- Required action: From first line to last, the records below are to be duplicated exactly.

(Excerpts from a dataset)
--------------------
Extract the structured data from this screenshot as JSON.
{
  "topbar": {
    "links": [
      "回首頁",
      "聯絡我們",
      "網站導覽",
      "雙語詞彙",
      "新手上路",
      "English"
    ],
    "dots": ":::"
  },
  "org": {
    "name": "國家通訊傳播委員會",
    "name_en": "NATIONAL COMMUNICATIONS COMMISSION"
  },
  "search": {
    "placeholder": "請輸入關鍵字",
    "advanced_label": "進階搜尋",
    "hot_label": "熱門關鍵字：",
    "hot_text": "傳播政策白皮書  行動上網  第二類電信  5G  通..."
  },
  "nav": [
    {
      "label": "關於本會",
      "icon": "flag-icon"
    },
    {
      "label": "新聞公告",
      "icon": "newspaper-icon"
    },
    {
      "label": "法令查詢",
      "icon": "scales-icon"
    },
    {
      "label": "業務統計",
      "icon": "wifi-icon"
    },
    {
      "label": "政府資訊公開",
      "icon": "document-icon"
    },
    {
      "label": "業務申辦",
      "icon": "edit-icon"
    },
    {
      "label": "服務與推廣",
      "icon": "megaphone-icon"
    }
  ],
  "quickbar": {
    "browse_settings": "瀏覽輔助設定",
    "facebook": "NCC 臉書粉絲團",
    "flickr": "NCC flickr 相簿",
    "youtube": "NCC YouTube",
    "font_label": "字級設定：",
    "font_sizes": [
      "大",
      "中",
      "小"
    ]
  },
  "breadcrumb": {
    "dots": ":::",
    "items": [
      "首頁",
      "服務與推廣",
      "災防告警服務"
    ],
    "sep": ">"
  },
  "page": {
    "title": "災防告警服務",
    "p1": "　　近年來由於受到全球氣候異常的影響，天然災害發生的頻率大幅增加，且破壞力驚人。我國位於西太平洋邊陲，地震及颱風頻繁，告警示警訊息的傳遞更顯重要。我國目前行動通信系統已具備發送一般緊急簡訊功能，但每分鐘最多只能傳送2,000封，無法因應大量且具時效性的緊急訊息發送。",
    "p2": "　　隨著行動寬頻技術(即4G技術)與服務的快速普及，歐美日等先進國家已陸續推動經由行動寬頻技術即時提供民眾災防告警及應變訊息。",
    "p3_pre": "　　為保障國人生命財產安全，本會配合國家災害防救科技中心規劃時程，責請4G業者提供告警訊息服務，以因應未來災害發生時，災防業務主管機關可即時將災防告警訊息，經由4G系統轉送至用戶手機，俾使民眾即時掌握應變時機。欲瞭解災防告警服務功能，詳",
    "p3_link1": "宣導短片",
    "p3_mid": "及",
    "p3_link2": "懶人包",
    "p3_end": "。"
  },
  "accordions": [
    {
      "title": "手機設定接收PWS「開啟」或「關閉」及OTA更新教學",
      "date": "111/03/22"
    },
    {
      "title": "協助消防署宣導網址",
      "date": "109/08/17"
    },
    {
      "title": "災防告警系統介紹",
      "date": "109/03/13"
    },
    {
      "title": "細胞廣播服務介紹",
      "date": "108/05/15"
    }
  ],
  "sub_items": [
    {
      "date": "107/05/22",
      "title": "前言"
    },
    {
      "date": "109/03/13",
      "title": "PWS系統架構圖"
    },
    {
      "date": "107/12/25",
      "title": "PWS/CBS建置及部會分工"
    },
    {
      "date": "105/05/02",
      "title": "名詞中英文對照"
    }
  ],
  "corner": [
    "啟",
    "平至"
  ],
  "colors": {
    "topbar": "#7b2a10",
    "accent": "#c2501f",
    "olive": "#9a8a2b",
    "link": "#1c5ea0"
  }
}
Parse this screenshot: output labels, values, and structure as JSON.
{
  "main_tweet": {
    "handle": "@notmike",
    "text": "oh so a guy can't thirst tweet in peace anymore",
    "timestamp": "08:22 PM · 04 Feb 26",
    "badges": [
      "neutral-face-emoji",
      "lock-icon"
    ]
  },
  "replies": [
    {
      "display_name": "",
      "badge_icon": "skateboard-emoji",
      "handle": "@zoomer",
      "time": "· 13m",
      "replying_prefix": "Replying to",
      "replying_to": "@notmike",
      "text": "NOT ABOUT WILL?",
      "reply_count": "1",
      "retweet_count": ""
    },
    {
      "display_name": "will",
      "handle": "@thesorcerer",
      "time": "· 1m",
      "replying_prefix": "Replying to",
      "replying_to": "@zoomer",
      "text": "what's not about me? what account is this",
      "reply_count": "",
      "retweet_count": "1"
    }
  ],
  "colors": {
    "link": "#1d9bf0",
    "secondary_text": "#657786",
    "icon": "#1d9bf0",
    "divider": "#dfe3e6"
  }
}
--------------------
- Exercise output:
Extract the structured data from this screenshot as JSON.
{
  "topbar": {
    "links": [
      "回首頁",
      "聯絡我們",
      "網站導覽",
      "雙語詞彙",
      "新手上路",
      "English"
    ],
    "dots": ":::"
  },
  "org": {
    "name": "國家通訊傳播委員會",
    "name_en": "NATIONAL COMMUNICATIONS COMMISSION"
  },
  "search": {
    "placeholder": "請輸入關鍵字",
    "advanced_label": "進階搜尋",
    "hot_label": "熱門關鍵字：",
    "hot_text": "傳播政策白皮書  行動上網  第二類電信  5G  通..."
  },
  "nav": [
    {
      "label": "關於本會",
      "icon": "flag-icon"
    },
    {
      "label": "新聞公告",
      "icon": "newspaper-icon"
    },
    {
      "label": "法令查詢",
      "icon": "scales-icon"
    },
    {
      "label": "業務統計",
      "icon": "wifi-icon"
    },
    {
      "label": "政府資訊公開",
      "icon": "document-icon"
    },
    {
      "label": "業務申辦",
      "icon": "edit-icon"
    },
    {
      "label": "服務與推廣",
      "icon": "megaphone-icon"
    }
  ],
  "quickbar": {
    "browse_settings": "瀏覽輔助設定",
    "facebook": "NCC 臉書粉絲團",
    "flickr": "NCC flickr 相簿",
    "youtube": "NCC YouTube",
    "font_label": "字級設定：",
    "font_sizes": [
      "大",
      "中",
      "小"
    ]
  },
  "breadcrumb": {
    "dots": ":::",
    "items": [
      "首頁",
      "服務與推廣",
      "災防告警服務"
    ],
    "sep": ">"
  },
  "page": {
    "title": "災防告警服務",
    "p1": "　　近年來由於受到全球氣候異常的影響，天然災害發生的頻率大幅增加，且破壞力驚人。我國位於西太平洋邊陲，地震及颱風頻繁，告警示警訊息的傳遞更顯重要。我國目前行動通信系統已具備發送一般緊急簡訊功能，但每分鐘最多只能傳送2,000封，無法因應大量且具時效性的緊急訊息發送。",
    "p2": "　　隨著行動寬頻技術(即4G技術)與服務的快速普及，歐美日等先進國家已陸續推動經由行動寬頻技術即時提供民眾災防告警及應變訊息。",
    "p3_pre": "　　為保障國人生命財產安全，本會配合國家災害防救科技中心規劃時程，責請4G業者提供告警訊息服務，以因應未來災害發生時，災防業務主管機關可即時將災防告警訊息，經由4G系統轉送至用戶手機，俾使民眾即時掌握應變時機。欲瞭解災防告警服務功能，詳",
    "p3_link1": "宣導短片",
    "p3_mid": "及",
    "p3_link2": "懶人包",
    "p3_end": "。"
  },
  "accordions": [
    {
      "title": "手機設定接收PWS「開啟」或「關閉」及OTA更新教學",
      "date": "111/03/22"
    },
    {
      "title": "協助消防署宣導網址",
      "date": "109/08/17"
    },
    {
      "title": "災防告警系統介紹",
      "date": "109/03/13"
    },
    {
      "title": "細胞廣播服務介紹",
      "date": "108/05/15"
    }
  ],
  "sub_items": [
    {
      "date": "107/05/22",
      "title": "前言"
    },
    {
      "date": "109/03/13",
      "title": "PWS系統架構圖"
    },
    {
      "date": "107/12/25",
      "title": "PWS/CBS建置及部會分工"
    },
    {
      "date": "105/05/02",
      "title": "名詞中英文對照"
    }
  ],
  "corner": [
    "啟",
    "平至"
  ],
  "colors": {
    "topbar": "#7b2a10",
    "accent": "#c2501f",
    "olive": "#9a8a2b",
    "link": "#1c5ea0"
  }
}
Parse this screenshot: output labels, values, and structure as JSON.
{
  "main_tweet": {
    "handle": "@notmike",
    "text": "oh so a guy can't thirst tweet in peace anymore",
    "timestamp": "08:22 PM · 04 Feb 26",
    "badges": [
      "neutral-face-emoji",
      "lock-icon"
    ]
  },
  "replies": [
    {
      "display_name": "",
      "badge_icon": "skateboard-emoji",
      "handle": "@zoomer",
      "time": "· 13m",
      "replying_prefix": "Replying to",
      "replying_to": "@notmike",
      "text": "NOT ABOUT WILL?",
      "reply_count": "1",
      "retweet_count": ""
    },
    {
      "display_name": "will",
      "handle": "@thesorcerer",
      "time": "· 1m",
      "replying_prefix": "Replying to",
      "replying_to": "@zoomer",
      "text": "what's not about me? what account is this",
      "reply_count": "",
      "retweet_count": "1"
    }
  ],
  "colors": {
    "link": "#1d9bf0",
    "secondary_text": "#657786",
    "icon": "#1d9bf0",
    "divider": "#dfe3e6"
  }
}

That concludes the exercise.